##### Data supplied #####

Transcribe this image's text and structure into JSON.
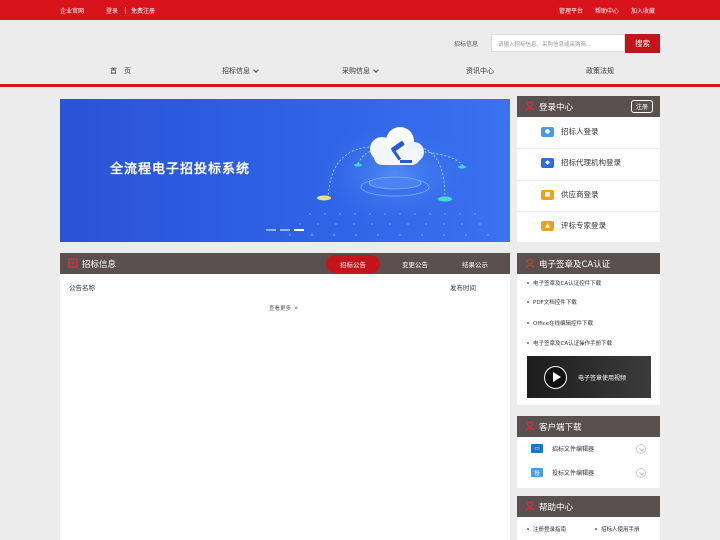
{
  "topbar": {
    "site_link": "企业官网",
    "login": "登录",
    "register": "免费注册",
    "manage": "管理平台",
    "help": "帮助中心",
    "favorite": "加入收藏"
  },
  "search": {
    "label": "招标信息",
    "placeholder": "请输入招标信息、采购信息或采购商...",
    "button": "搜索"
  },
  "nav": {
    "home": "首　页",
    "bidding": "招标信息",
    "procurement": "采购信息",
    "news": "资讯中心",
    "policy": "政策法规"
  },
  "colors": {
    "brand_red": "#d8131c",
    "panel_header": "#5a5050",
    "banner_blue": "#2f62e6"
  },
  "banner": {
    "title": "全流程电子招投标系统",
    "slides_total": 3,
    "slide_active": 3
  },
  "login_center": {
    "title": "登录中心",
    "register_btn": "注册",
    "items": [
      {
        "label": "招标人登录",
        "icon": "person-icon",
        "color": "#4a9ae8"
      },
      {
        "label": "招标代理机构登录",
        "icon": "agency-icon",
        "color": "#2f6fd8"
      },
      {
        "label": "供应商登录",
        "icon": "supplier-icon",
        "color": "#f0a020"
      },
      {
        "label": "评标专家登录",
        "icon": "expert-icon",
        "color": "#f0a020"
      }
    ]
  },
  "bid_info": {
    "title": "招标信息",
    "tabs": [
      "招标公告",
      "变更公告",
      "结果公示"
    ],
    "active_tab": 0,
    "col_name": "公告名称",
    "col_time": "发布时间",
    "more": "查看更多"
  },
  "esign": {
    "title": "电子签章及CA认证",
    "items": [
      "电子签章及CA认证控件下载",
      "PDF文档控件下载",
      "Office在线编辑控件下载",
      "电子签章及CA认证操作手册下载"
    ],
    "video_label": "电子签章使用视频"
  },
  "client_download": {
    "title": "客户端下载",
    "items": [
      {
        "label": "招标文件编辑器",
        "icon": "monitor-icon",
        "color": "#1f76c9"
      },
      {
        "label": "投标文件编辑器",
        "icon": "doc-edit-icon",
        "color": "#4a9ae8",
        "glyph": "投"
      }
    ]
  },
  "help_center": {
    "title": "帮助中心",
    "items": [
      "注册登录指南",
      "招标人使用手册"
    ]
  }
}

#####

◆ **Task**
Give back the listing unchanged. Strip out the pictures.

◆ **Solution for this exercise**
Transcribe this image's text and structure into JSON.
{
  "topbar": {
    "site_link": "企业官网",
    "login": "登录",
    "register": "免费注册",
    "manage": "管理平台",
    "help": "帮助中心",
    "favorite": "加入收藏"
  },
  "search": {
    "label": "招标信息",
    "placeholder": "请输入招标信息、采购信息或采购商...",
    "button": "搜索"
  },
  "nav": {
    "home": "首　页",
    "bidding": "招标信息",
    "procurement": "采购信息",
    "news": "资讯中心",
    "policy": "政策法规"
  },
  "colors": {
    "brand_red": "#d8131c",
    "panel_header": "#5a5050",
    "banner_blue": "#2f62e6"
  },
  "banner": {
    "title": "全流程电子招投标系统",
    "slides_total": 3,
    "slide_active": 3
  },
  "login_center": {
    "title": "登录中心",
    "register_btn": "注册",
    "items": [
      {
        "label": "招标人登录",
        "icon": "person-icon",
        "color": "#4a9ae8"
      },
      {
        "label": "招标代理机构登录",
        "icon": "agency-icon",
        "color": "#2f6fd8"
      },
      {
        "label": "供应商登录",
        "icon": "supplier-icon",
        "color": "#f0a020"
      },
      {
        "label": "评标专家登录",
        "icon": "expert-icon",
        "color": "#f0a020"
      }
    ]
  },
  "bid_info": {
    "title": "招标信息",
    "tabs": [
      "招标公告",
      "变更公告",
      "结果公示"
    ],
    "active_tab": 0,
    "col_name": "公告名称",
    "col_time": "发布时间",
    "more": "查看更多"
  },
  "esign": {
    "title": "电子签章及CA认证",
    "items": [
      "电子签章及CA认证控件下载",
      "PDF文档控件下载",
      "Office在线编辑控件下载",
      "电子签章及CA认证操作手册下载"
    ],
    "video_label": "电子签章使用视频"
  },
  "client_download": {
    "title": "客户端下载",
    "items": [
      {
        "label": "招标文件编辑器",
        "icon": "monitor-icon",
        "color": "#1f76c9"
      },
      {
        "label": "投标文件编辑器",
        "icon": "doc-edit-icon",
        "color": "#4a9ae8",
        "glyph": "投"
      }
    ]
  },
  "help_center": {
    "title": "帮助中心",
    "items": [
      "注册登录指南",
      "招标人使用手册"
    ]
  }
}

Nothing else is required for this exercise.